Granny flat interest

A granny flat interest is an agreement for accommodation for life. It is not a description of the type of dwelling.

What it means

A granny flat interest or right is where you pay for the right to live in a specific home for life. It must be:

  • a private residence
  • your principal home

You can’t be a legal owner of the home.

The right only lasts for your lifetime. It’s not part of your estate when you die.

Homes that can be granny flats

You can have a granny flat interest in any kind of dwelling and not just those typically referred to as granny flats.

You cannot have a granny flat interest in a property in which you have legal ownership.

Granny flat interests are usually family arrangements providing company and nearby help for older people, but they don’t have to be for social security purposes.

We can count your home as a granny flat interest if:

  • it’s all or part of a private residence
  • you, your partner or a trust or company you control don’t own it
  • you’ve created a granny flat interest

You can be living in:

  • the same building as the owner of the home or
  • a separate, self-contained building on someone else’s land

Creating a granny flat interest

You create a granny flat interest when you exchange assets, money or both assets and money for a right to live in someone else’s property for life.

For example, you could transfer:

  • ownership of your home but keep a lifelong right to live there or in another private property
  • assets, including money, in return for a lifelong right to live in a home

Before you create a granny flat interest, contact us to see how it could affect your payments.

Life tenancy and life interest

There are 2 ways to have a granny flat interest:

  • life tenancy – the right to live in the property
  • life interest – the right to use and benefit from the property as you wish

With both kinds you need to be living there.

If the owner wants to sell

Your granny flat interest can’t be taken away if this happens. They can:

  • sell it but make your right to live there a condition of sale
  • transfer your granny flat interest to another property, or
  • give money or assets to you in return for giving up your granny flat interest

Put it in writing

We may accept that you have a granny flat interest even if it’s not in writing. But we suggest you get a solicitor to draw up a legal document so you have proof of what you and the owner have agreed. This can help prevent problems later if things change. The document should:

  • confirm your right to live in the home for life
  • say if you’ve agreed to pay rent or look after any upkeep of the property
  • say how the owner will compensate you if they want you to give up your granny flat interest

How we assess your granny flat interest

We need to know the value of what you transferred to the property owner in return for your granny flat interest. This is so we can assess whether we consider you to be a home owner or non-home owner, or if you have deprived yourself by paying too much.

We don’t use market value to work out how much a granny flat interest is worth. Instead we value it at the same value as the assets you transferred or paid if you are:

  • transferring the title of the home you live in to someone else and keep a lifetime right to live in that home or in another home
  • paying to:
    • build a granny flat on someone else’s property
    • convert someone else’s home to suit your needs and getting  a lifetime right to live there, or
  • buying a property in someone else’s name and get a lifetime right to live there

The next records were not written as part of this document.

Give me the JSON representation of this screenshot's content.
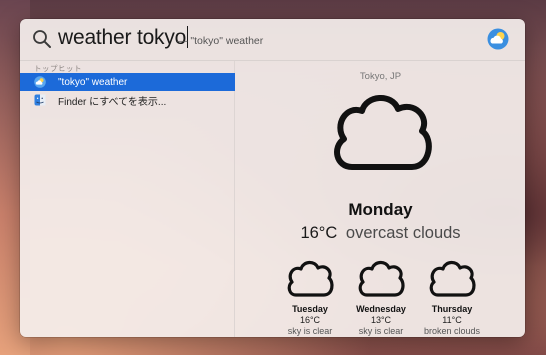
{
  "search": {
    "query": "weather tokyo",
    "completion": "— \"tokyo\" weather"
  },
  "results": {
    "section_label": "トップヒット",
    "items": [
      {
        "label": "\"tokyo\" weather",
        "icon": "weather-icon",
        "selected": true
      },
      {
        "label": "Finder にすべてを表示...",
        "icon": "finder-icon",
        "selected": false
      }
    ]
  },
  "weather": {
    "location": "Tokyo, JP",
    "day": "Monday",
    "temperature": "16°C",
    "condition": "overcast clouds",
    "forecast": [
      {
        "day": "Tuesday",
        "temp": "16°C",
        "condition": "sky is clear",
        "icon": "cloud-icon"
      },
      {
        "day": "Wednesday",
        "temp": "13°C",
        "condition": "sky is clear",
        "icon": "cloud-icon"
      },
      {
        "day": "Thursday",
        "temp": "11°C",
        "condition": "broken clouds",
        "icon": "cloud-icon"
      }
    ]
  },
  "colors": {
    "selection": "#1c6ad9",
    "panel": "#f4eeec"
  }
}
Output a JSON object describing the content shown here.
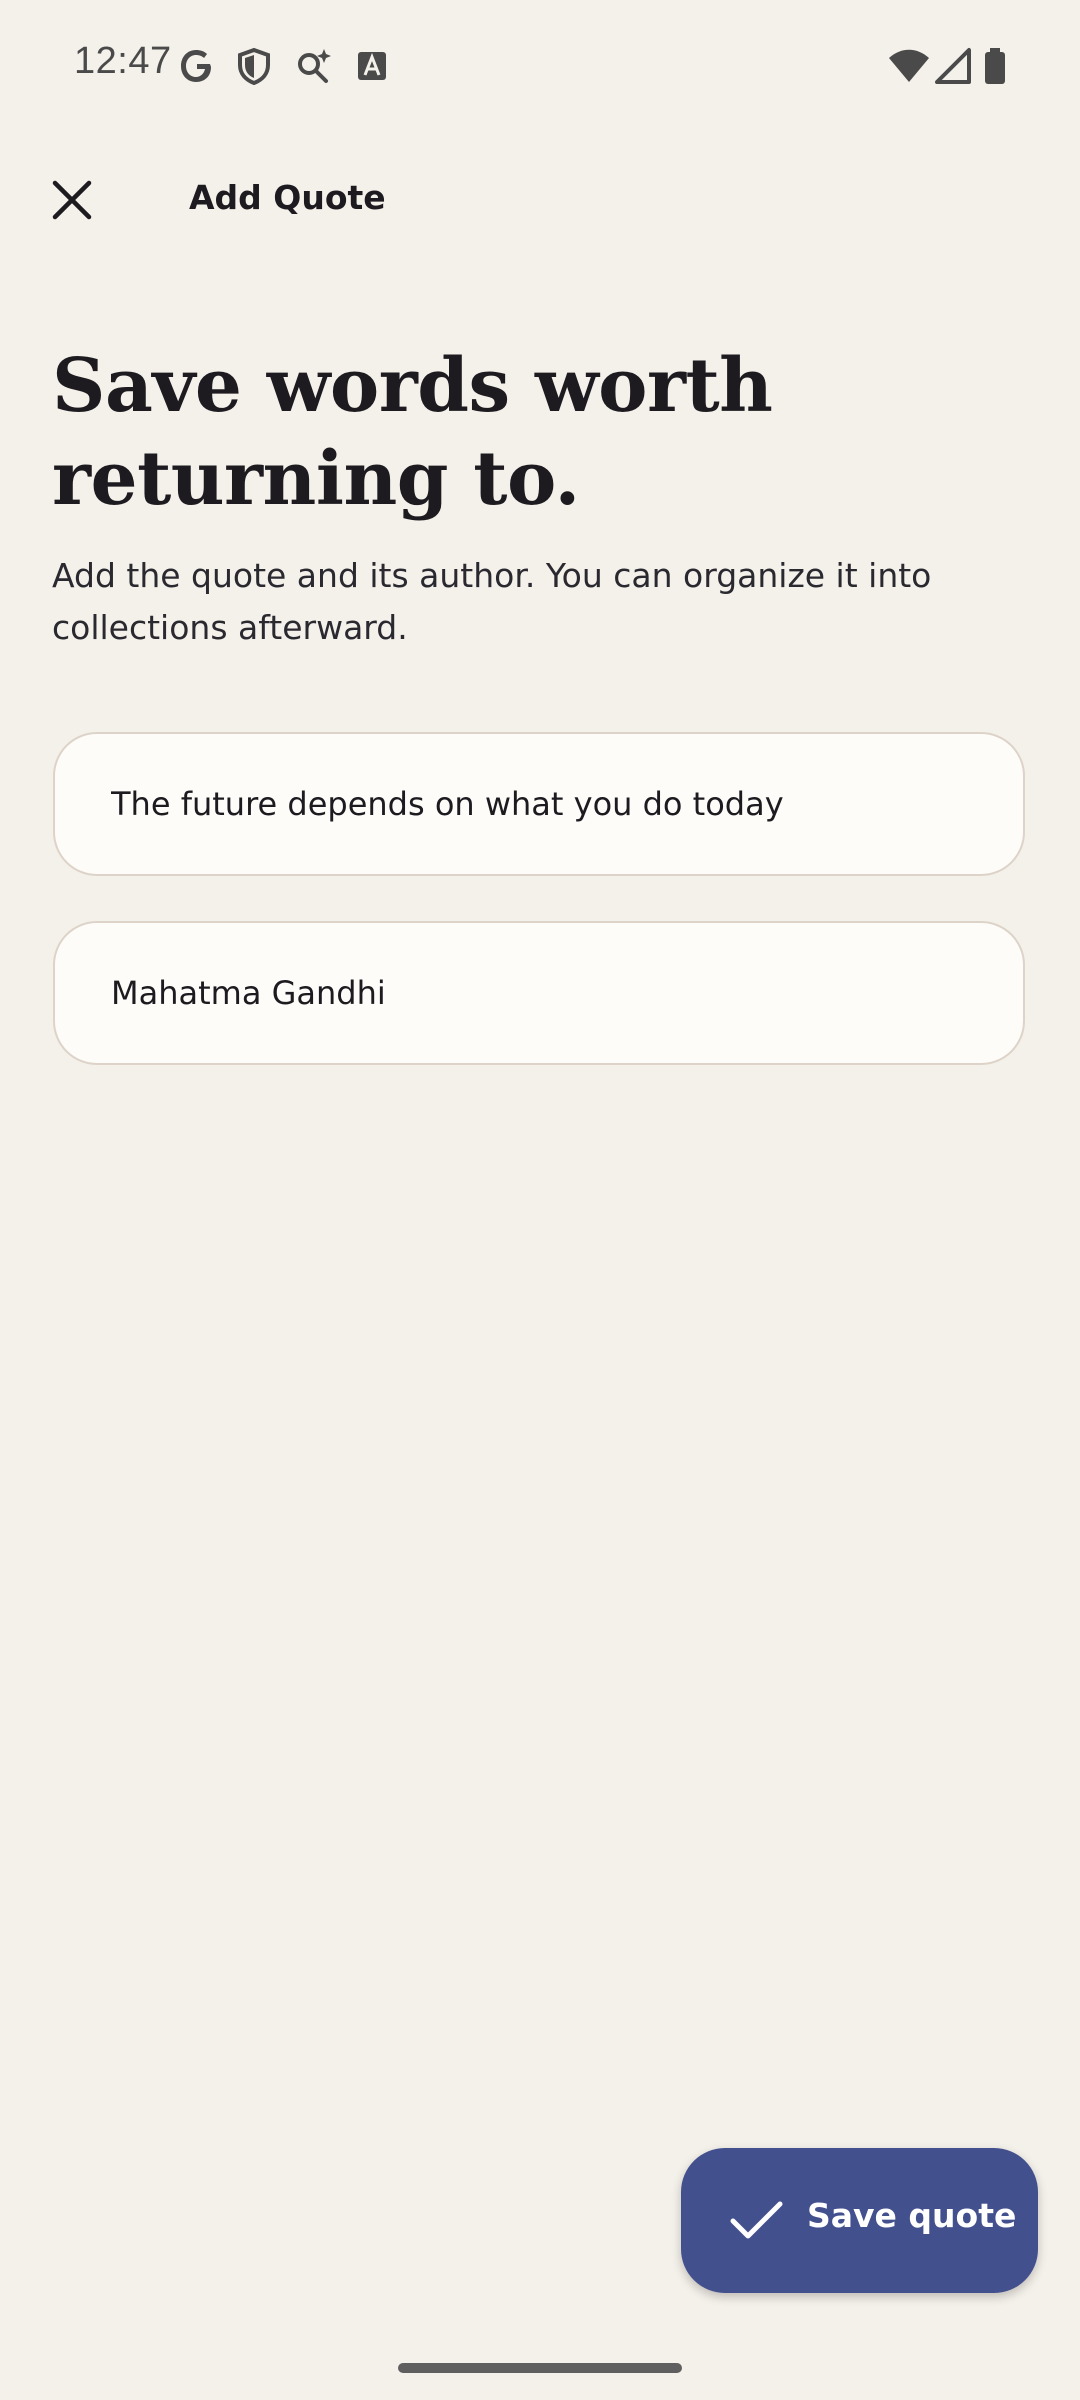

If you transfer other assets as well, we may assess them as deprived assets, or gifts.

Deprived assets and the reasonableness test

A deprived asset also known as gifting, is where you give away an asset without getting something of at least equal value in return.

If you pay more than the cost or value of your granny flat interest, the extra amount is considered to be a deprived asset. The amount of the deprived asset can be reduced by the value of the accommodation using the reasonableness test.

Read about gifting.

We subtract the value of your life interest determined under the reasonableness test from the gift amount to see if any deprivation amount will be applied.

For more details:

If we assess you as a home owner

Depending on the value of the granny flat, we may consider you as a home owner for assessment purposes, even though you don’t own the home you have the granny flat interest in.

Your home owner status determines:

  • if the amount you paid is an asset
  • which assets test threshold is applied before it affects your rate of payment
  • if you might be entitled to Rent Assistance

Extra allowable amount

Non home owners have a higher assets test limit than home owners. The difference between the two limits is the ‘extra allowable amount’. We compare this to your entry contribution.

Entry contribution

This is:

  • the amount you paid for the granny flat interest, or
  • if we assessed you under the reasonableness test:
    • the value of the granny flat interest – if you paid more than your reasonableness test amount, or
    • the amount you paid for the granny flat interest – if you paid less than your reasonableness test amount  

How your entry contribution affects your payments

If it’s more than the extra allowable amount If it’s equal to or less than the extra allowable amount
We assess you as a home owner in the assets test We assess you as a non home owner in the assets test
We don’t include your entry contribution in the assets test We include your entry contribution in the assets test
As a homeowner you can’t get Rent Assistance You can get Rent Assistance if you pay a high enough rent

If you leave the home you have a granny flat interest in

If you leave within 5 years, we’ll review the granny flat interest.

If the reason for leaving is something you could have expected when you created the granny flat interest, the gifting rules will apply.

It’s fine to be away from the home temporarily during the 5 years for up to:

  • 12 months, or
  • if it’s due to loss or damage to the home, the period can be extended for up to 2 years

Read about gifting.

Page last updated: 27 August 2017